**Supplied material:**
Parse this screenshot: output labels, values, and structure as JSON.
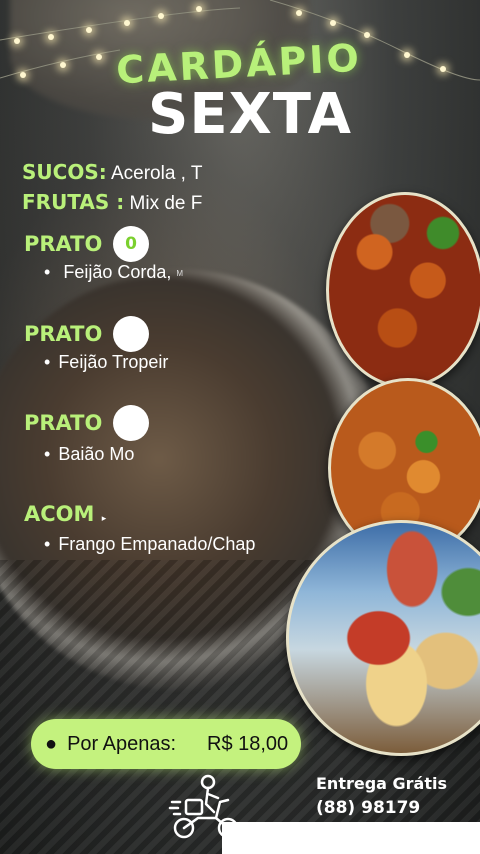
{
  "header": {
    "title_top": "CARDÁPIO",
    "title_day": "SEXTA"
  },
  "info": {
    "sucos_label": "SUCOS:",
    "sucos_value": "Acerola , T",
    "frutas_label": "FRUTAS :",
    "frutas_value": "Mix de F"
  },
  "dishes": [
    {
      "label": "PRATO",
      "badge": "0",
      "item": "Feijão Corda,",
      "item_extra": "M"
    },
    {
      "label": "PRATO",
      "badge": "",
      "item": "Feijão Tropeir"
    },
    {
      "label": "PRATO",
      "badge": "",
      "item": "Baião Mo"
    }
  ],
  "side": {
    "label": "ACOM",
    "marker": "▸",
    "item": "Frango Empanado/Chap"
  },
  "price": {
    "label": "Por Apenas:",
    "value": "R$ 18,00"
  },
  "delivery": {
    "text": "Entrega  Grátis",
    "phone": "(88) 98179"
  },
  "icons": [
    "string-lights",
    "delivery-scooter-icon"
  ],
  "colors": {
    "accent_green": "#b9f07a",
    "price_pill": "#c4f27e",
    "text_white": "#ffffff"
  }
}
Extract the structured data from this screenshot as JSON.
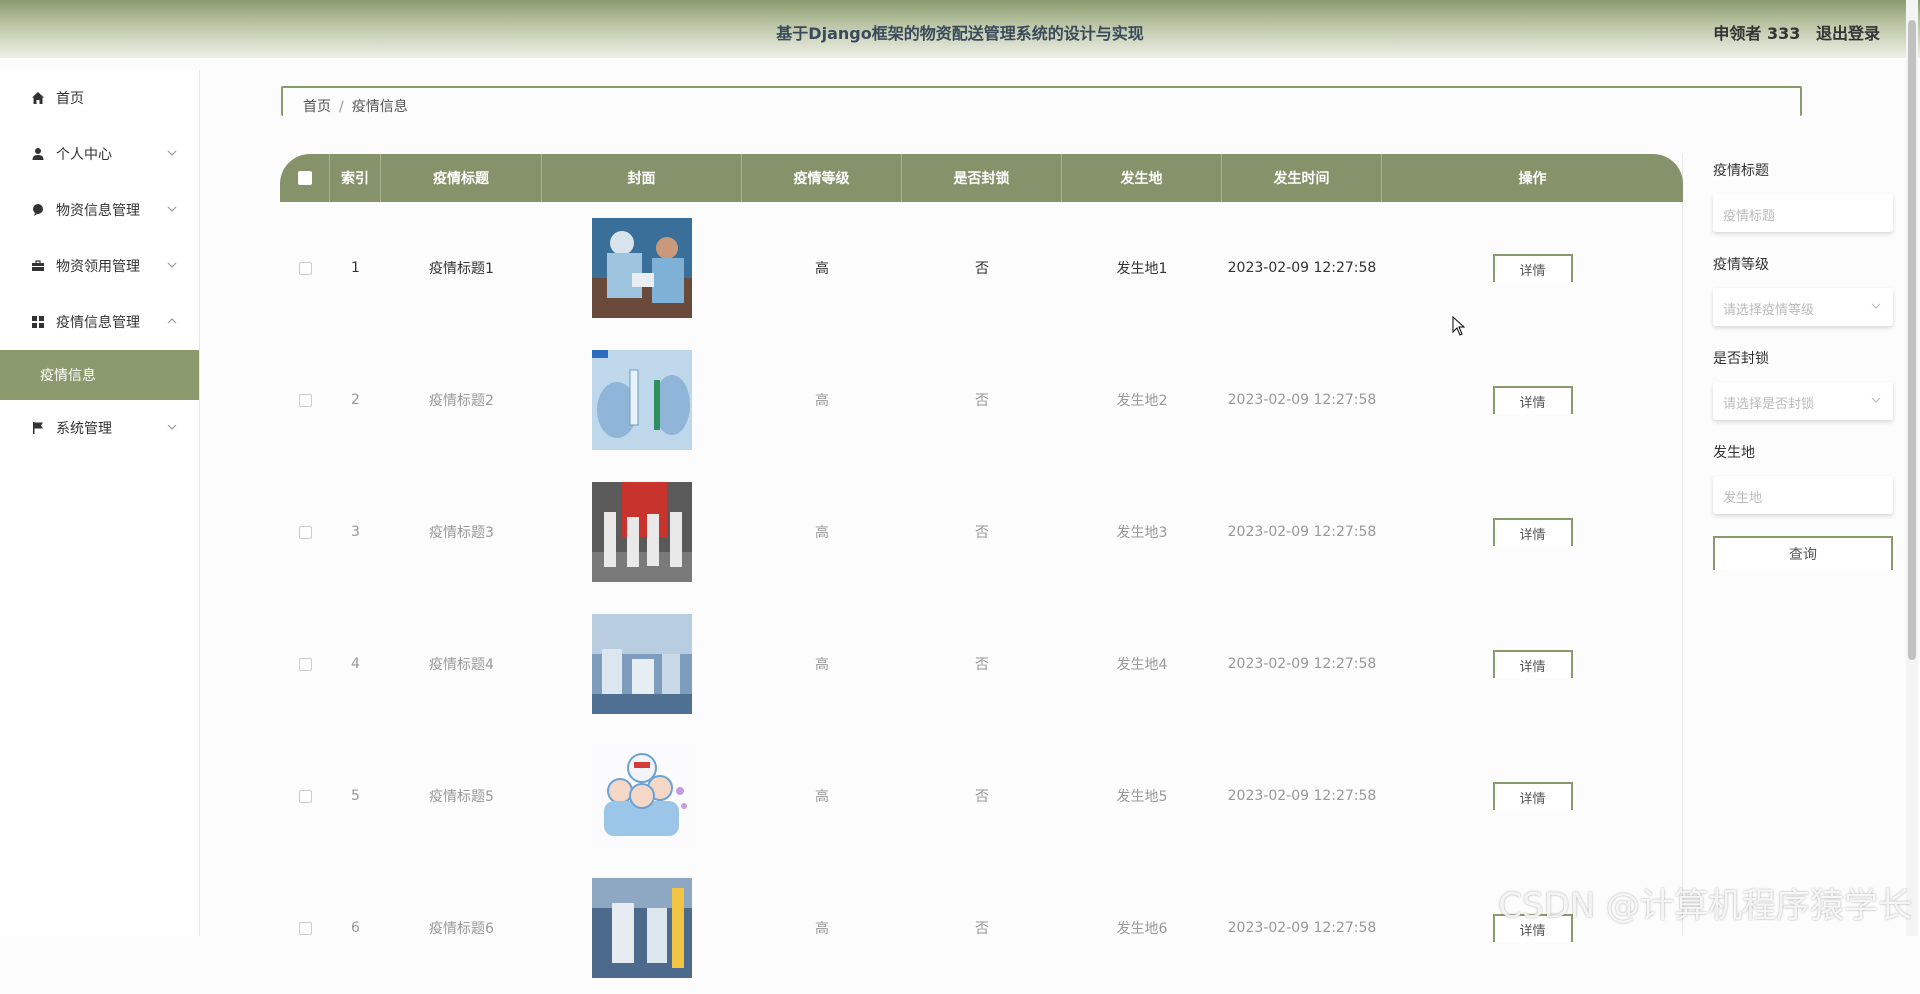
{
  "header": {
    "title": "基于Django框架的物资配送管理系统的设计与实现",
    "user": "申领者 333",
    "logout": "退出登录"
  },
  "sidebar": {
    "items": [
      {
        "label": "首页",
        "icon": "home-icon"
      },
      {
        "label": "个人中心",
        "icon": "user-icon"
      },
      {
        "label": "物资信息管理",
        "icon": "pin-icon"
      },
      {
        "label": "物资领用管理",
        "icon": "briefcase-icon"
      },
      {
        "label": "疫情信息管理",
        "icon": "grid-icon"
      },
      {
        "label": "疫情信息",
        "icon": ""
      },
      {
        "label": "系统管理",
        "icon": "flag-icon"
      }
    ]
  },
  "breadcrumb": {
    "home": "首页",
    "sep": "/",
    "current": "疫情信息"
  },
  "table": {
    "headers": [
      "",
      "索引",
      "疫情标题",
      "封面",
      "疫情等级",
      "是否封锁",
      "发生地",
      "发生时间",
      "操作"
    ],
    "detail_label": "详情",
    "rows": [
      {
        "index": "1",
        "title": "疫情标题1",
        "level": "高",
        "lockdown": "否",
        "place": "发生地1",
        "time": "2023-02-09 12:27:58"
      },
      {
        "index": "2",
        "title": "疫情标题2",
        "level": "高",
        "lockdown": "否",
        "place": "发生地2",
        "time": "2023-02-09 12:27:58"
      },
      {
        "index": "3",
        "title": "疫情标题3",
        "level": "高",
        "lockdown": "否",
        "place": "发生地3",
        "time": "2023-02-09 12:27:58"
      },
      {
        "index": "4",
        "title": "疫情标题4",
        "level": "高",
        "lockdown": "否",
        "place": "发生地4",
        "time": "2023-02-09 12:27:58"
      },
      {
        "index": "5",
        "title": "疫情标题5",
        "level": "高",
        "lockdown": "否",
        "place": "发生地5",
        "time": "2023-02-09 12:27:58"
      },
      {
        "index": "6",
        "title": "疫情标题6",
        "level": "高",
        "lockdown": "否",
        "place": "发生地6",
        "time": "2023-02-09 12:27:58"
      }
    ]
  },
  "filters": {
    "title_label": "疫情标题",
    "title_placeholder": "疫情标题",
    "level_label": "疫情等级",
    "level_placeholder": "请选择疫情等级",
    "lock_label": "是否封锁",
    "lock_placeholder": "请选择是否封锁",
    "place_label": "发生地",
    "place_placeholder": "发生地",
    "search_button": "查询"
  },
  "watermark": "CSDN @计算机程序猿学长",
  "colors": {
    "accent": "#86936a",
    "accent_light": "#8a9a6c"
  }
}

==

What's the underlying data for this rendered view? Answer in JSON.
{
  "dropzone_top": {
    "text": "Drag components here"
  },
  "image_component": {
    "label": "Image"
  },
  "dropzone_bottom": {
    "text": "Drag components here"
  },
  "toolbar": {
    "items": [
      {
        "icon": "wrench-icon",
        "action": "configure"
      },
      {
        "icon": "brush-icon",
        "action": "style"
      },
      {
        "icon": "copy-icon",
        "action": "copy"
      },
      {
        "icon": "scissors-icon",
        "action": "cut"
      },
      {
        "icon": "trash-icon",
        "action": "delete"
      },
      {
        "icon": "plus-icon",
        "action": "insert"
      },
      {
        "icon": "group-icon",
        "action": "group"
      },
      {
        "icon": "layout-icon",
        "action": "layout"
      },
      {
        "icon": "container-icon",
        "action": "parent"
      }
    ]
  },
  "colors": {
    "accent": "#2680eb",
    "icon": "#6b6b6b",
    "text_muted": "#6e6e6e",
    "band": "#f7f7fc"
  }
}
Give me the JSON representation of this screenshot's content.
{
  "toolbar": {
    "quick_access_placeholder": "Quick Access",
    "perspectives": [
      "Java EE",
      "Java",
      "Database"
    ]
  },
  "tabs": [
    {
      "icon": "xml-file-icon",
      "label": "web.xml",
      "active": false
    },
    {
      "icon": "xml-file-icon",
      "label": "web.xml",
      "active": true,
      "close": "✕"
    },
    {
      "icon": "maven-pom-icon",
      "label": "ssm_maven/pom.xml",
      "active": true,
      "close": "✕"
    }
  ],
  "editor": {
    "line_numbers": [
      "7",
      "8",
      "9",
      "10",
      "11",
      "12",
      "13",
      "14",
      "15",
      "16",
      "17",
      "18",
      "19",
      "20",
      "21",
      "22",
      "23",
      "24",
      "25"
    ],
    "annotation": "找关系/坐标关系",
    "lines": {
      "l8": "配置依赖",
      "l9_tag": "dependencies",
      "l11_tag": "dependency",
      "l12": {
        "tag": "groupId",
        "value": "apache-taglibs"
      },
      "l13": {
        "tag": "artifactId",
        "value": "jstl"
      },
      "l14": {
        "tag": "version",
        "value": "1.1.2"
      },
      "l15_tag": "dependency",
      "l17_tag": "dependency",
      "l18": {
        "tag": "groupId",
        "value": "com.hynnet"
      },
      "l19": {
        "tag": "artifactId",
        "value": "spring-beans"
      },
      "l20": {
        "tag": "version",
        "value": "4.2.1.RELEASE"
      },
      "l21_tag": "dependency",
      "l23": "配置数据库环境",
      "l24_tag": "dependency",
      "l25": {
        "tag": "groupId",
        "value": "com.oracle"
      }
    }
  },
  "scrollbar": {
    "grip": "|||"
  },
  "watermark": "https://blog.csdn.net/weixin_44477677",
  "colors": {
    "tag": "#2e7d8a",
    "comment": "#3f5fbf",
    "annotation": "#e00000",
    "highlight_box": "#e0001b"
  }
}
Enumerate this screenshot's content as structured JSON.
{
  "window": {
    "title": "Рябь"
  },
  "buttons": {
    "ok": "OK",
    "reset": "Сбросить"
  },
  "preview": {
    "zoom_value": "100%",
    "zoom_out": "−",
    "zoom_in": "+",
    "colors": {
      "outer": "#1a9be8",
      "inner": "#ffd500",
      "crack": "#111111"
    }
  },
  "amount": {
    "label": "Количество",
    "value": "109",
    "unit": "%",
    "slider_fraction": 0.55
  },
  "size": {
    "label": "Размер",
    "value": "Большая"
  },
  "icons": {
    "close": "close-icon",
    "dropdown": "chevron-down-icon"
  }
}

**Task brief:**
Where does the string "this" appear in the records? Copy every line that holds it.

**Completed task:**
Parse this screenshot: output labels, values, and structure as JSON.
Extract the structured data from this screenshot as JSON.
What's the underlying data for this rendered view? Answer in JSON.
Give me the JSON representation of this screenshot's content.
Enumerate this screenshot's content as structured JSON.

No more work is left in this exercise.